May 06, 2015

Podcast Episode 55: We Assemble For AVENGERS: AGE OF ULTRON


We're passing what feels like the halfway mark of the Marvel's grand cinematic plan and I'm happy to report that the state of the MCU is strong.

I'm a big fan of the first Avengers. It's one of those movies that my wife and I can pretty much watch at the drop of a hat, whether it be for 20 minutes for the full running time. It's light and it's fun and it's full of of these incredible moments of unbridled joy. I would caution you not to expect quite the same experience from Age Of Ultron, which isn't to say it's not an expertly crafted summer blockbuster or that it somehow lacks in entertainment value. It's just a different kind of beast. In a way, Ultron is a collection of contradictions; compared to the first Avengers, the latest entry is both darker and more exhilarating, more epic in scope yet also far more intimate in dealing with its characters. 

All your favorite Avengers are back and in fine form, but we’ve also got a host of new additions to the cast.  Elizabeth Olsen and Aaron Taylor-Johnson are fine as “the twins” Wanda and Pietro Maximoff (the accents are pretty hit-or-miss) but the real standouts are Paul Bettany, who absolutely kills it with only a few scenes as The Vision, and James Spader as the titular Ultron.  Spader is such a natural fit for Whedon’s trademark quippy dialogue that I can’t believe the pairing never occurred to me earlier.  It seems so obvious in retrospect.  

I just wish that, while Ultron does actually threaten to cause a global extinction level event, the action wasn't quite so contained.  With a title like Age Of Ultron, I was expecting, well, an age.  Something that redefines civilization, the kind of singular event that is spoken about in hushed tones from generation to generation, not just a week of individual battles where it feels like the villain is largely operating in the shadows.  I wanted Ultron to truly fuck up the world for a while, crashing communications networks or global finance or something.  Ultron drones descending upon major cities all across the globe.  Chaos on an epic fucking scale.  Granted this movie is certainly very globe-trotting, with major set pieces in Eastern Europe, Northern Africa, New York and South Korea, but each incident is pretty isolated and somewhat small scale.  The new status quo at the end also feels a bit too easy.  Sure, Hulk has sent himself into mysterious exile, but Thor has just gone back to Asgard while Hawkeye has retired to his family farm and Tony Stark has very politely and amicably gone into semi-retirement.  It basically feels like, while most everyone has left the Avengers, they can all come back whenever they get bored.  If you're gonna break up the band and replace them with the B-team, I'd like there to be some real dramatic obstacles to bringing everyone together again.
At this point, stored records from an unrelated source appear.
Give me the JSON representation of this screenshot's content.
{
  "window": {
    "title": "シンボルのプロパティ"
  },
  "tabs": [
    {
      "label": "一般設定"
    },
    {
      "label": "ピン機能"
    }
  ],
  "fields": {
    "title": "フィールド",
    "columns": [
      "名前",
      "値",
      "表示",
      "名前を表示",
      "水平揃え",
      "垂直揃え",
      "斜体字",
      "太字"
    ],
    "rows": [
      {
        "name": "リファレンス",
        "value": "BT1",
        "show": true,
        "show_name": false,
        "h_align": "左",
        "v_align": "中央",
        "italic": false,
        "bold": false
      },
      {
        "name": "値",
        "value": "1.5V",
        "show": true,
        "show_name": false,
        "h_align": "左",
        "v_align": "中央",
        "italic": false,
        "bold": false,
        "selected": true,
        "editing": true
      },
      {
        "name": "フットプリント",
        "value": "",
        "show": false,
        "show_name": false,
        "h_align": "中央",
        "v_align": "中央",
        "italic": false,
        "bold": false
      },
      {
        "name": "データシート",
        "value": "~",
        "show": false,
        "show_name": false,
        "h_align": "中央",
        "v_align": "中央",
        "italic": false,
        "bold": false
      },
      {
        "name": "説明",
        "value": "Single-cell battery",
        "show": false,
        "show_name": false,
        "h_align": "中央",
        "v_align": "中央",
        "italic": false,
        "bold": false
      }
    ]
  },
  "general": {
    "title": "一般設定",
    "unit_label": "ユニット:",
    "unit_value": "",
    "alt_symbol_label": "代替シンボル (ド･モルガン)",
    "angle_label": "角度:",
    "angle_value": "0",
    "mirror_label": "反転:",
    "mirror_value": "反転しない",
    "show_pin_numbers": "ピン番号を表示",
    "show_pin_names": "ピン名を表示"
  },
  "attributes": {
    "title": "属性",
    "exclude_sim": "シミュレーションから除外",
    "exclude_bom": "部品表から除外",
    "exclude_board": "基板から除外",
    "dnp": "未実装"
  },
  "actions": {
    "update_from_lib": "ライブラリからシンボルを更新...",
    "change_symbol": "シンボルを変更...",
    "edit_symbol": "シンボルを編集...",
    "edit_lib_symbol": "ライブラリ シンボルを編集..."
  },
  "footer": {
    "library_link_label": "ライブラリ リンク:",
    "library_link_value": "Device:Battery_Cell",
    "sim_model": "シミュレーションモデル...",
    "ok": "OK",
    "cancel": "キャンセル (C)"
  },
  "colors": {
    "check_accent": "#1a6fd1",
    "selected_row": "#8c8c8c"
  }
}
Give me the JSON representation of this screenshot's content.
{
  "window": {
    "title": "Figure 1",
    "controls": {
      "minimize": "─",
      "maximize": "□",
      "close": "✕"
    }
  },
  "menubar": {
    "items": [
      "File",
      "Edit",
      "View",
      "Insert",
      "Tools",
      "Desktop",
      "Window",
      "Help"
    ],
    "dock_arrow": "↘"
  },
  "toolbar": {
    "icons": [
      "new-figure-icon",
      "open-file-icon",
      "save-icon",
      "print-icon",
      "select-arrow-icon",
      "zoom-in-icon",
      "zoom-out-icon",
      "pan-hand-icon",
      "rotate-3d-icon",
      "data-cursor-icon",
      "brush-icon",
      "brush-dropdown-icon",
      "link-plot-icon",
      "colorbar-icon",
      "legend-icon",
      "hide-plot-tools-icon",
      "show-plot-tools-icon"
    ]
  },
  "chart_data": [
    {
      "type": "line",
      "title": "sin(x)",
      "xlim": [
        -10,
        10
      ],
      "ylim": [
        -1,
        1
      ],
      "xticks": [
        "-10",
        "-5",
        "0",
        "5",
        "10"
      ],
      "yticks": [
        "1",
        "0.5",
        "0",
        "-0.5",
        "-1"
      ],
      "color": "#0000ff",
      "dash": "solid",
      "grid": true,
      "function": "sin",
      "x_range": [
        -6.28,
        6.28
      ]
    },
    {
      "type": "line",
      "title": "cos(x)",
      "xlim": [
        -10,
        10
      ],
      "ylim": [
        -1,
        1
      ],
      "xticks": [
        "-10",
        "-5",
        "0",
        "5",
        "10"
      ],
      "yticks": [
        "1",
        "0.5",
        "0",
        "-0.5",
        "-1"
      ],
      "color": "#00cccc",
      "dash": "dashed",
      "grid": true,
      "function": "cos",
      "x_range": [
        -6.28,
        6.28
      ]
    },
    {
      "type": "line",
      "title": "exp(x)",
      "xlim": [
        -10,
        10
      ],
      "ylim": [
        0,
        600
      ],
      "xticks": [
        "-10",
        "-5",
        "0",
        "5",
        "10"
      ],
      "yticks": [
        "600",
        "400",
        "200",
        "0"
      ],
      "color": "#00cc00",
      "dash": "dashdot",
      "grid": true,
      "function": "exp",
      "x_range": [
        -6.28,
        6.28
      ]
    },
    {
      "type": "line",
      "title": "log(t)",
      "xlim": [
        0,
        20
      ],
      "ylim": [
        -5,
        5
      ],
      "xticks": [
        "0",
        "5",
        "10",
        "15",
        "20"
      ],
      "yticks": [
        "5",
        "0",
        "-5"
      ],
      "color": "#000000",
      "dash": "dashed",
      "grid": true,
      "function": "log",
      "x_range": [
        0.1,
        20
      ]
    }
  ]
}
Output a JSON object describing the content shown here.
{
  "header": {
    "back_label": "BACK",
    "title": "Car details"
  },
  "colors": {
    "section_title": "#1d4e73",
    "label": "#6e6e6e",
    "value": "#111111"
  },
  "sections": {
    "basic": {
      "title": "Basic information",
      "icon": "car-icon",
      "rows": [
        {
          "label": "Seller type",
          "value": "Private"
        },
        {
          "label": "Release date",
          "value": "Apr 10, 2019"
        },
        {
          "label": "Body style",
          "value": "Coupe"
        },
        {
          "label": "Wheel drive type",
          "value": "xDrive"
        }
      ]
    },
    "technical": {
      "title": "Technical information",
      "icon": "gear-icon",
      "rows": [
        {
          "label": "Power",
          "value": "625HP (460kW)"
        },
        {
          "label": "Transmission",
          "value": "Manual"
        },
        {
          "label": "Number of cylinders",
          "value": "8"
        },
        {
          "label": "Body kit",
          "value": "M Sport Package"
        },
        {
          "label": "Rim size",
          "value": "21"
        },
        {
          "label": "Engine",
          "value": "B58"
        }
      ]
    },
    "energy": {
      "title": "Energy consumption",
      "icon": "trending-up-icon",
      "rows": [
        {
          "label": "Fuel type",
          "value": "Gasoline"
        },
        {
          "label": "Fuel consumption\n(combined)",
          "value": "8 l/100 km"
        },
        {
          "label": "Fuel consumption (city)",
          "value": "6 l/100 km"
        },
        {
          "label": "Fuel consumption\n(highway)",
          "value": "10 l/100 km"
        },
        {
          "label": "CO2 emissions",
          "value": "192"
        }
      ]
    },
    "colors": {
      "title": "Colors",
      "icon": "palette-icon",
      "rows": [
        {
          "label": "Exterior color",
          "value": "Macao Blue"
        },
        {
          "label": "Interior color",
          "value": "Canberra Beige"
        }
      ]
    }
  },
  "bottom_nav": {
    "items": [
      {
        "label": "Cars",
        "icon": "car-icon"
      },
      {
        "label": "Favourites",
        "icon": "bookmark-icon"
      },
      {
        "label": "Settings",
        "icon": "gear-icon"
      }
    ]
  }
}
Since we’re dealing with a team of superheroes, it seemed only appropriate that I assemble a team of my own for this week’s podcast.  Believe it or not, our conversation actually went much, MUCH longer but, at Jamie's suggestion, I'm trying to keep the podcasts shorter than the running time of the movies we're talking about.  We tackle Joss Whedon’s propensity for killing beloved characters, the film’s tricky onscreen romance and even answer some listener questions!

As always, be sure to subscribe to the podcast on iTunes and/or on SoundCloud.



Next Week: We get classy and celebrate Orson Welles' 100th birthday with Citizen Kane!